In my personal experience, i found out that my colleagues went to dine in the place where prices are double comparing to the place that is just few meters away, while i could not understand the difference, except that the cheaper place even looked better. Perhaps there some issues with the quality, but i doubt it justify so big differences in prices. I noticed this in many places and situations. Another example – my favorite cake in the bakery near my office cost 1 real, while the same size a bit less tasty but similar kind cake costs 4 reals in the large supermarket. Colleague tried to explain that super market have to order the cake from the bakery, while bakery produces it fresh, but then why to buy the cake from super market, while the bakery is next doors and fresher?!

With European style Brasil might have inherited also the uncompetitiveness. I treat Europe as already mature, balanced and slow mover, while Asia is rapidly growing and catching up. What is the place of the Brasil? In my opinion they need more innovation and technology, since they relied too much on the raw materials.

Taking about potential niches in Brasil, purchase through internet is very undeveloped and there is a lot of space to grow here. To illustrate, it is very strange that you need to register purchase with your document or that you have to pay 15 real fee extra for ordering online (in my case t-shirt on netshoes.com.br). I found one possibility to buy bus ticket without entering local Braslian identity card and just inserting passport details through clickbus.com.br (many friends could not believe it was possible), but then i still needed to go to the ticket office to pick up the ticket and follow standard procedures (basically it was just a reservation of the ticket, paying regular price + significant fee for booking space).
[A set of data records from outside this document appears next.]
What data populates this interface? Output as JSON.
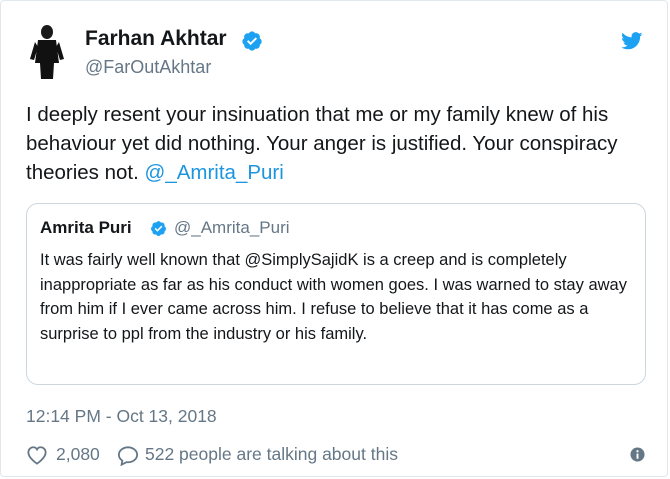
{
  "author": {
    "name": "Farhan Akhtar",
    "handle": "@FarOutAkhtar",
    "verified": true
  },
  "tweet": {
    "text_before_mention": "I deeply resent your insinuation that me or my family knew of his behaviour yet did nothing. Your anger is justified. Your conspiracy theories not. ",
    "mention": "@_Amrita_Puri"
  },
  "quote": {
    "name": "Amrita Puri",
    "handle": "@_Amrita_Puri",
    "verified": true,
    "text": "It was fairly well known that @SimplySajidK is a creep and is completely inappropriate as far as his conduct with women goes. I was warned to stay away from him if I ever came across him. I refuse to believe that it has come as a surprise to ppl from the industry or his family."
  },
  "timestamp": "12:14 PM - Oct 13, 2018",
  "engagement": {
    "likes": "2,080",
    "talking": "522 people are talking about this"
  },
  "icons": {
    "verified": "verified-badge-icon",
    "brand": "twitter-bird-icon",
    "like": "heart-icon",
    "reply": "speech-bubble-icon",
    "info": "info-icon"
  },
  "colors": {
    "accent": "#1da1f2",
    "link": "#1b95e0",
    "muted": "#657786",
    "text": "#14171a"
  }
}
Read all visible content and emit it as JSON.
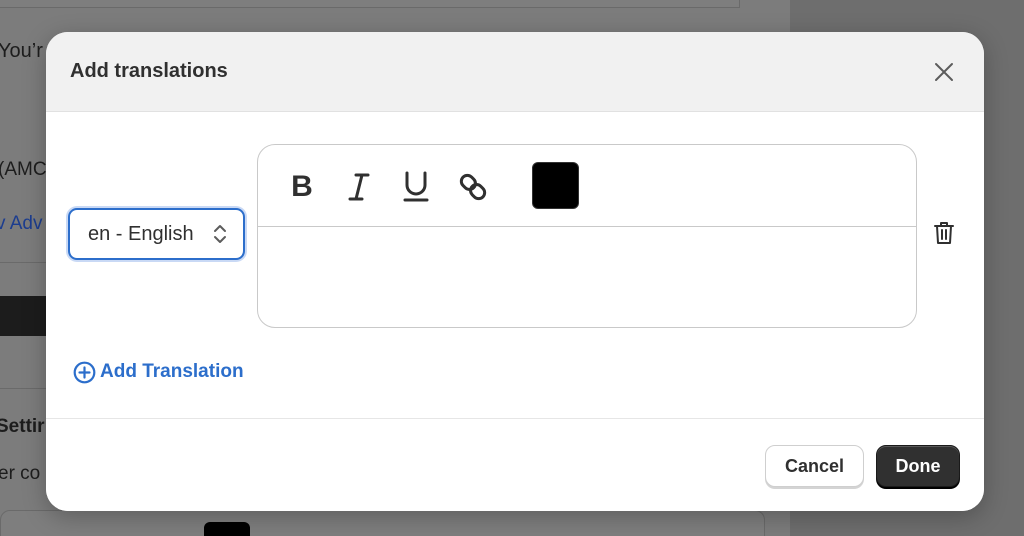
{
  "background": {
    "texts": [
      "You’r",
      "(AMC",
      "v Adv",
      "Settir",
      "er co"
    ]
  },
  "modal": {
    "title": "Add translations",
    "language_select": {
      "value": "en - English"
    },
    "editor": {
      "tools": [
        "bold-icon",
        "italic-icon",
        "underline-icon",
        "link-icon"
      ],
      "bold_glyph": "B",
      "text_color": "#000000",
      "content": ""
    },
    "add_translation_label": "Add Translation",
    "footer": {
      "cancel_label": "Cancel",
      "done_label": "Done"
    }
  },
  "colors": {
    "accent": "#2c6ecb",
    "primary_button": "#303030"
  }
}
Lets conclude this article with amazing food and drinks they have. Brasil is famous for good meat, but since I am vegetarian, can not comment on this. Instead they have delicious caipirinhia alcohol drink, which is made with local 40 degrees strong cachasa alcohol, sugar, ice and lemon or passion fruit or other fruits. They have amazing mango and other fruits here are outstanding and undervalued or not so advertised by Brasilians, while they deserve front place! Dont miss to try very cheesy pizzas, which are thick and ultra delicious, probably influenced by many immigrants from Italy, who developed an advanced recipe. One of the best things they have is an ice-cream made out of Acai berries and granola toping. For breakfast Brasilians mostly eat bread with butter, but try with good melted cheese and you will be delighted :)